Many of the students I work with are reluctant readers so asking them to write something down, too, can be challenging at times. To get kids into the habit of journaling each time they read, I use a journal entry called "What's Happening?"
After we've spent 10-15 minutes of reading time in class, I spend a few minutes talking about the importance of keeping track of what's happening in our books. One way we keep track of what we're reading is by completing this sentence starter before/after we read: I'm at the part where... For the book I'm currently reading, my journal entry would look and sound like this:
What's Happening? if i stay by Gayle Forman July 18, 2011
I'm at the part where Mia (the narrator) is remembering one of the fights that she and Adam (her boyfriend) had. Mia downplays her Julliard audition because she's feeling guilty about the fact that she forgot to mention to Adam that she was applying to Juliard in the first place.
My next step is to share this entry with my students and then ask them to give it a try. We spend 5-7 minutes writing our entries and then another 3-5 minutes sharing them as a class, or in small groups. Then, I ask them to read for another 10-15 minutes and we write down this entry a second time for this chunk of text.
During this work time, I walk around to a few different groups. I pick up one student's book, quickly skim the page, and when he/she is done writing his/her journal entry, I ask him/her to share it with me. As I do so, I'm listening/checking for enough information to tell if this student is:
- Actually reading his/her book
- Paying attention to what's happening
- Knows who's involved
- Can recall what's happening
This quick reading conference is one way that I can assess a student's basic understanding of what he/she is reading. As we adopt journaling as part of our regular reading practice, the next time we read/journal in class, I'll have the chance to check other student work as well.
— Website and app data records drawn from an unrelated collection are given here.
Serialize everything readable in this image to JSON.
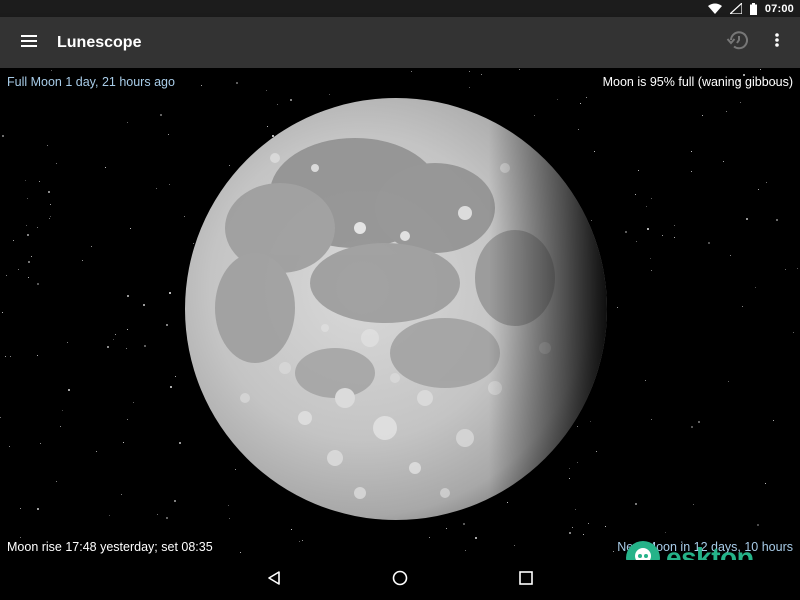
{
  "status_bar": {
    "time": "07:00",
    "icons": [
      "wifi-icon",
      "signal-icon",
      "battery-icon"
    ]
  },
  "app_bar": {
    "menu_icon": "hamburger-menu-icon",
    "title": "Lunescope",
    "history_icon": "history-icon",
    "overflow_icon": "more-vert-icon"
  },
  "info": {
    "top_left": "Full Moon 1 day, 21 hours ago",
    "top_right": "Moon is 95% full (waning gibbous)",
    "bottom_left": "Moon rise 17:48 yesterday; set 08:35",
    "bottom_right": "New Moon in 12 days, 10 hours"
  },
  "nav_bar": {
    "back_icon": "back-triangle-icon",
    "home_icon": "home-circle-icon",
    "recents_icon": "recents-square-icon"
  },
  "watermark": {
    "text": "Desktop"
  },
  "colors": {
    "status_bar": "#1c1c1c",
    "app_bar": "#333333",
    "accent_text": "#a8cce8",
    "watermark": "#25b389"
  }
}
As a way to remember where they left off the last time they read, often, reluctant readers will spend a lot of their reading time re-reading, but they don't have to. Instead, the next time they read their books, they can open up their reading journals, re-read this entry and quickly remember what's happening.
Throughout the first term, my students and I spend a lot of time working with simple journal entries like this. Showing students the importance of remembering what they read helps them develop a positive habit many good readers do automatically without any help. More importantly, it builds their skill and confidence as readers, which lays the foundation for the more challenging journaling work we'll do later.